[Component data from apps and pages]
|---|

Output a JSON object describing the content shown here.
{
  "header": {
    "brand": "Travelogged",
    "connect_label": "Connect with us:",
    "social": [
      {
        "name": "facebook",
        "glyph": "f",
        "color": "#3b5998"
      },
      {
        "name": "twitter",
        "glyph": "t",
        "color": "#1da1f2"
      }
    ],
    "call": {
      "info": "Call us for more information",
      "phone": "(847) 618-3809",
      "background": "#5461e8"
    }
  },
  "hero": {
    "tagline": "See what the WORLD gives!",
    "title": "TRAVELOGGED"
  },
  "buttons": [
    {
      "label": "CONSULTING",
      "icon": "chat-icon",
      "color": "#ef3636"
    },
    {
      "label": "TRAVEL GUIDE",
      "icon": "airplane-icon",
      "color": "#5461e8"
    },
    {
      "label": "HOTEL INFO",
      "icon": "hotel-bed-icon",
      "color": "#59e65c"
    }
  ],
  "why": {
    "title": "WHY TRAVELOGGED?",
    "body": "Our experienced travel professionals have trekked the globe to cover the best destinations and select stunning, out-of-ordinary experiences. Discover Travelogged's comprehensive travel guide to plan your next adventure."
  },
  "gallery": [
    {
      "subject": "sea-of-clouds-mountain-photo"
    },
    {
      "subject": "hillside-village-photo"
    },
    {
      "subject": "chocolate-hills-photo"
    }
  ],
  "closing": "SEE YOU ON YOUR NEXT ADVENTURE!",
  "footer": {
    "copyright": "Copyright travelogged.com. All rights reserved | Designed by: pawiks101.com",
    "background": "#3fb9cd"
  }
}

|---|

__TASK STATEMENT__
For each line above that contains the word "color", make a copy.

__WRITTEN ANSWER__
        "color": "#3b5998"
        "color": "#1da1f2"
      "color": "#ef3636"
      "color": "#5461e8"
      "color": "#59e65c"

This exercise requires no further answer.